Borders has been one of my sweet havens that I run to when I need an escape. Something about the smell of the coffee and being surrounded by some of the finest written word the English-speaking world has produced fills me with a sense of belonging, of security and warmth that is difficultly found. I won't overly-romanticize the situation by not acknowledging the presence of some of the trashiest and kitschy-est works produced as well (how do people get their Pride and Prejudice fan fictions published?), but you have to take the good with the bad; that's life.

I have spent countless hours in the Provo Borders reading and perusing anything that struck my fancy. One evening a couple summers ago I went there fully intent on not leaving until I understood the hype about Orwell's 1984; I ended up leaving two hours and 50 pages later, bleary-eyed and completely nonplussed; I still don't get it. (Can you use two semicolons in one sentence? Because I just did.) There was the Saturday morning I spent scads of time looking through art books full of everything from mannerism to pointillism to Banksy. Last summer I spent several days on the Percy Jackson and Hunger Games series when I desperately needed something popcorn-y that wasn't too intellectually stimulating. Whenever I needed an emotional release I went and pored over any and all of the poetry I could get my hands on, glorying in the simple beauty of Collins, reveling in the imagery of Hardy, tapping my foot to the rhythm of Hughes and wondering why more people didn't read Cavafy. (While on the topic of Cavafy, sometimes I want to learn Greek to read his original work and not just translations) I went to Borders on numerous occasions to study for the GRE. There was the terrifying evening when I woke up completely disoriented and unaware of where I was; only after taking several deep breaths and finding a copy of Maus in my lap did I realize I had fallen asleep at Borders. I even considered applying for a job there at one point.
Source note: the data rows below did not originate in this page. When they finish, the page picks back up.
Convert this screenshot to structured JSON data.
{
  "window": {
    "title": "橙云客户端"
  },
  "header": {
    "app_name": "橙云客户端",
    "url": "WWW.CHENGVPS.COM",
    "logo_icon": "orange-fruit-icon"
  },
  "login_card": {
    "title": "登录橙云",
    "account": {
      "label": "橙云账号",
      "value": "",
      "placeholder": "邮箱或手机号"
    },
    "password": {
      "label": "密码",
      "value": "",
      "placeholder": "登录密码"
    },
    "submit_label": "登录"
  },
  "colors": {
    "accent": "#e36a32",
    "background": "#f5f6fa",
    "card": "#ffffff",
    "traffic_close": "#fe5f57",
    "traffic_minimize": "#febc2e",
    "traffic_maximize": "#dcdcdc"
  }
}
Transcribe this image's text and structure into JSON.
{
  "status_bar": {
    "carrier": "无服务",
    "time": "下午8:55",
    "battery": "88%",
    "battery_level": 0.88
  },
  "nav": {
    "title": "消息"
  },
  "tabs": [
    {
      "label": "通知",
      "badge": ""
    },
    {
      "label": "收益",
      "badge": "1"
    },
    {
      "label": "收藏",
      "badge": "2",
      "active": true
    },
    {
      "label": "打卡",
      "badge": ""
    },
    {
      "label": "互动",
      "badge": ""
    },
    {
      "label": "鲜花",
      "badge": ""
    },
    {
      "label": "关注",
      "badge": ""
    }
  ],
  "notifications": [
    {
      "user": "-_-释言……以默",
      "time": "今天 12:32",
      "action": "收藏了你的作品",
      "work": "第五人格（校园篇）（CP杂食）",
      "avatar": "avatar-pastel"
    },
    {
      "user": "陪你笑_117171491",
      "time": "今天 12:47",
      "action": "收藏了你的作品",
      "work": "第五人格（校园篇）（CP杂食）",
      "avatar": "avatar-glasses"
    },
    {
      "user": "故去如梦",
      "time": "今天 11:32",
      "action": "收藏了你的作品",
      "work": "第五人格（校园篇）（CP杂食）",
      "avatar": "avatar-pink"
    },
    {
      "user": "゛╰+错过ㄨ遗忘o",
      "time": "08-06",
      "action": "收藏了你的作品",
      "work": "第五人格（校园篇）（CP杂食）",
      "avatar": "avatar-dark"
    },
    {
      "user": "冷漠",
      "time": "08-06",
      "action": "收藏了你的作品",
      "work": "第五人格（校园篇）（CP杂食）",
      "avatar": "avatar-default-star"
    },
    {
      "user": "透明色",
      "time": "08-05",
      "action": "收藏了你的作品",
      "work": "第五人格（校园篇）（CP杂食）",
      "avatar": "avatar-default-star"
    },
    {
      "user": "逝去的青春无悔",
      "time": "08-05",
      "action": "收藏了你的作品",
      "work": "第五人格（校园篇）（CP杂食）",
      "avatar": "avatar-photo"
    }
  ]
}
I could continue on reminiscing about the time I've spent at Borders (like the afternoon I dedicated to reading a reference book about Yiddish words and phrases that have been adopted into English) but I think this suffices.

People will probably think it's strange that I've grown so attached so some cold, nationwide chain-of-a-bookstore, especially after the thorough criticizing and reviling that such stores received in You've Got Mail, but I will be genuinely sad to see Borders close its doors for the last time.

...I've been laying here in my bed staring at that last sentence I just wrote for several minutes now thinking about its implications, and I've had a bit of a paradigm shift. Yes it's sad, but at the same time I'm now being afforded the opportunity to go find a new shelter from the storm. I'm being given the opportunity to go out and find a new place of comfort and reflection. Hopefully the journey to find it will be an adventure worthy of Ithaca.

I think I'll set off tomorrow, assuming my headache is gone and this cold has run its course by then.